Pro-war rhetoric is a type of propaganda designed to convince its audience that war is necessary. Propaganda is public communication aimed at a mass designed to control attitudes and behavior in times of crisis.
The two main analytical approaches to pro-war rhetoric were founded by Ronald Reid, a Professor of Communication Studies at the University of Massachusetts Amherst, and Robert Ivie, a Professor of Rhetoric and Public Communication and Culture at Indiana University (Bloomington).
Reid's framework originated from inductively studying propaganda.
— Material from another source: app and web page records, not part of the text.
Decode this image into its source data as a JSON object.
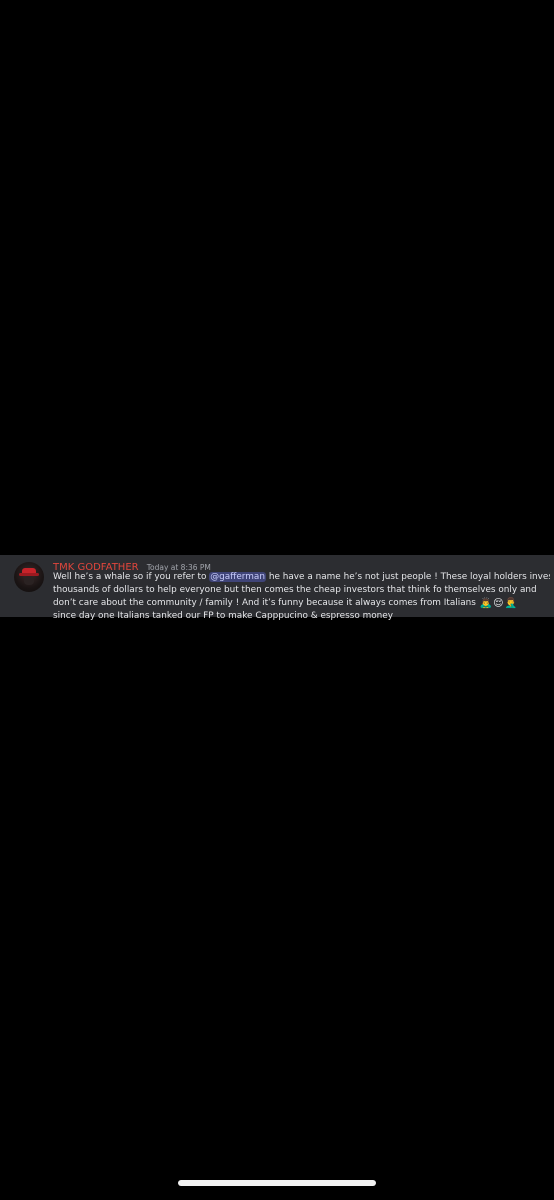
{
  "message": {
    "username": "TMK GODFATHER",
    "timestamp": "Today at 8:36 PM",
    "line1_before": "Well he’s a whale so if you refer to ",
    "mention": "@gafferman",
    "line1_after": " he have a name he’s not just people ! These loyal holders invest",
    "line2": "thousands of dollars to help everyone but then comes the cheap investors that think fo themselves only and",
    "line3": "don’t care about the community / family ! And it’s funny because it always comes from Italians ",
    "line4": "since day one Italians tanked our FP to make Capppucino & espresso money",
    "emojis": [
      "🙇‍♂️",
      "😌",
      "🤦‍♂️"
    ]
  },
  "colors": {
    "background": "#000000",
    "message_bg": "#2c2d31",
    "username": "#e0463c",
    "mention_bg": "#3f4478",
    "mention_text": "#c9cdfb"
  },
  "icons": {
    "avatar": "mafia-hat-avatar",
    "home_indicator": "home-indicator-bar"
  }
}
Ivie uses a deductive approach based on the work of Kenneth Burke, claiming that "a people strongly committed to the ideal of peace, but simultaneously faced with the reality of war, must believe that the fault for any such disruption of their ideal lies with others" (Ivie 279).
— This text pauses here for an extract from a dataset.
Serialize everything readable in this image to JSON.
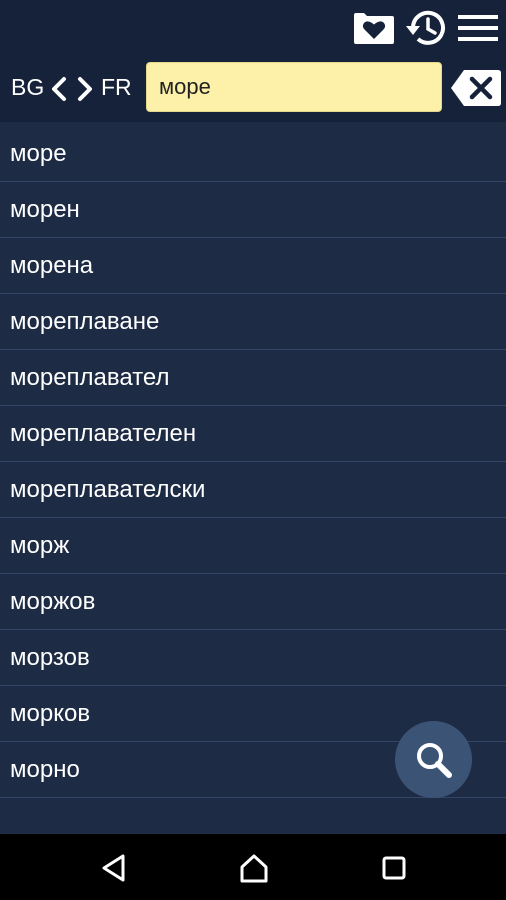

Other articles related to "rhetoric":
... Bush's War Rhetoric Reveals the Anxiety that Iran Commands ... Bush's rhetoric on Iran (and elsewhere) was often coupled with fear of World War III and/or nuclear annihilation ...
Famous quotes containing the word rhetoric:
“After ages of bombast, the rhetoric of virtue has become ironic and shy.”
—Mason Cooley (b. 1927)